“What I really loved about this [adaptation] is, because it’s for television, it’s three hours long, and you don’t get to make a big screen adaptation that’s three hours long,” Thomas enthused. “And I was really excited to be given three hours to tell that story, because I feel as though we were truer to the book than some previous adaptations. And because I knew we had that opportunity to tell the story in a slightly more leisurely way we didn’t have to cut it to ribbons and we could expand our focus on more important moments. To my mind it was about doing the novel as much justice as possible within a dramatic format rather than us trying to compress the delicacy and the richness of the novel into too short a time frame.”

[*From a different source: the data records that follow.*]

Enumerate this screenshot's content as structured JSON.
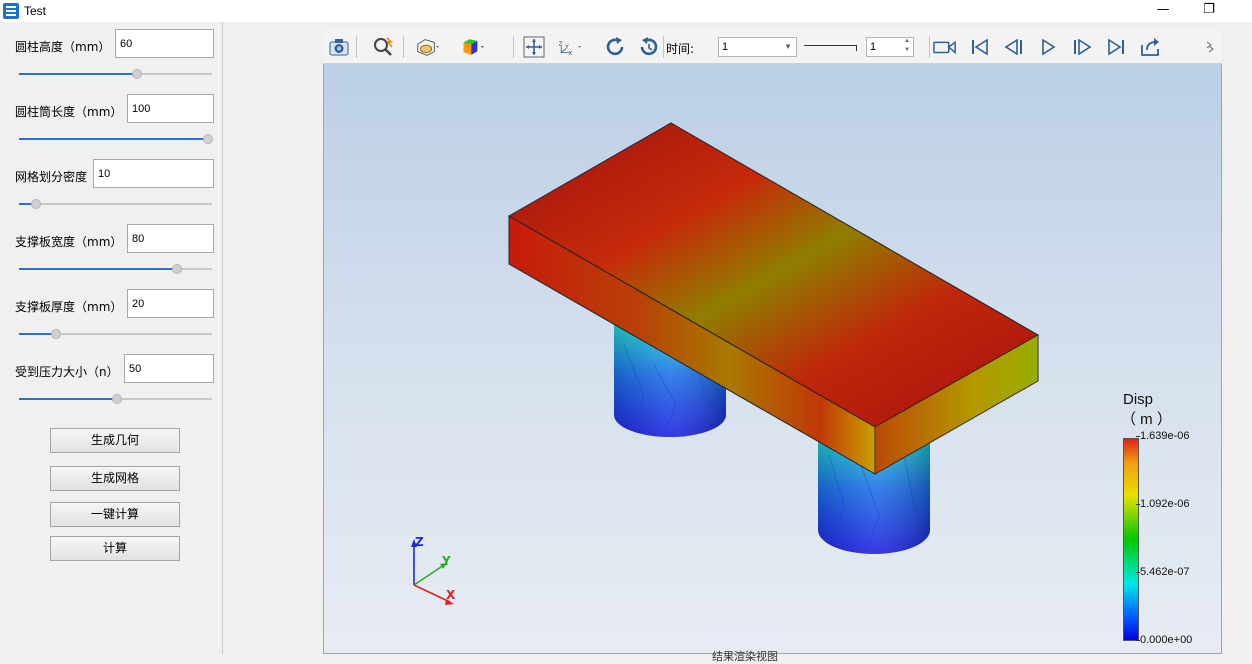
{
  "window": {
    "title": "Test",
    "minimize_glyph": "—",
    "maximize_glyph": "❐"
  },
  "params": [
    {
      "label": "圆柱高度（mm）",
      "value": "60",
      "slider_fraction": 0.61
    },
    {
      "label": "圆柱筒长度（mm）",
      "value": "100",
      "slider_fraction": 0.98
    },
    {
      "label": "网格划分密度",
      "value": "10",
      "slider_fraction": 0.09
    },
    {
      "label": "支撑板宽度（mm）",
      "value": "80",
      "slider_fraction": 0.82
    },
    {
      "label": "支撑板厚度（mm）",
      "value": "20",
      "slider_fraction": 0.19
    },
    {
      "label": "受到压力大小（n）",
      "value": "50",
      "slider_fraction": 0.51
    }
  ],
  "buttons": {
    "generate_geometry": "生成几何",
    "generate_mesh": "生成网格",
    "one_click_compute": "一键计算",
    "compute": "计算"
  },
  "toolbar": {
    "time_label": "时间:",
    "time_value": "1",
    "step_value": "1",
    "icons": [
      "camera-icon",
      "zoom-fit-icon",
      "view-style-icon",
      "color-cube-icon",
      "pan-icon",
      "axes-orient-icon",
      "rotate-icon",
      "reset-view-icon",
      "record-icon",
      "first-frame-icon",
      "prev-frame-icon",
      "play-icon",
      "next-frame-icon",
      "last-frame-icon",
      "export-icon"
    ]
  },
  "legend": {
    "title": "Disp",
    "unit": "（ m ）",
    "ticks": [
      "1.639e-06",
      "1.092e-06",
      "5.462e-07",
      "0.000e+00"
    ],
    "colors": [
      "#e0211b",
      "#e8e000",
      "#00c800",
      "#00e8e8",
      "#0000e0"
    ]
  },
  "axes": {
    "x": "X",
    "y": "Y",
    "z": "Z"
  },
  "footer_partial": "结果渲染视图"
}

Thomas’ desire to flesh out important moments really shines through, particularly in the relationship between Amy and Jo. They feud, they fight, they hate each other, but eventually they reconcile, because that’s what sisters do. According to Hawke, there was a natural sisterly bond that developed between the young actresses because of the time they spent together.
“It was the greatest privilege of my life to work on that sisterly relationship, because I met some of the most wonderful, talented young women that I’ve ever met,” Hawke remembered fondly. “We all lived together in the same hotel for three months in Dún Laoghaire, Ireland. We had dinner every night for three months, and I’ve never had dinner with any one person for three months in my life. So it was a really intense bonding experience that I hope shows through when you watch it.”
Not only does the bond between sisters show through in “Little Women,” it also feels as authentic as any modern-day sisterly relationship. The story of Amy and Jo and their siblings is perhaps as prevalent today as it was in 1868. The dreams of the March sisters shine with relevance, thanks to society’s modern reckoning with the power of women. According to Thomas, this is exactly why “Little Women” has remained so relevant over the last two centuries.
“I think [‘Little Women’] is about women finding autonomy, women finding their authentic voice,” Thomas reflected. “I think that some of the dialogues we’ve been having in society recently have been about women who have not been able to access their authentic voice or to be who they really want to be because they’re afraid of the constraints imposed on them by society. I think Jo and Meg and Amy were also constrained by the society they were in at that time. Maybe one of the most powerful things about ‘Little Women’ is it shows us what has not changed. So whether I’ve come up with a new take on it, I don’t know, but I feel as though this is a story that has never not been relevant.”
“Little Women” premieres May 13 at 8 p.m. ET on PBS.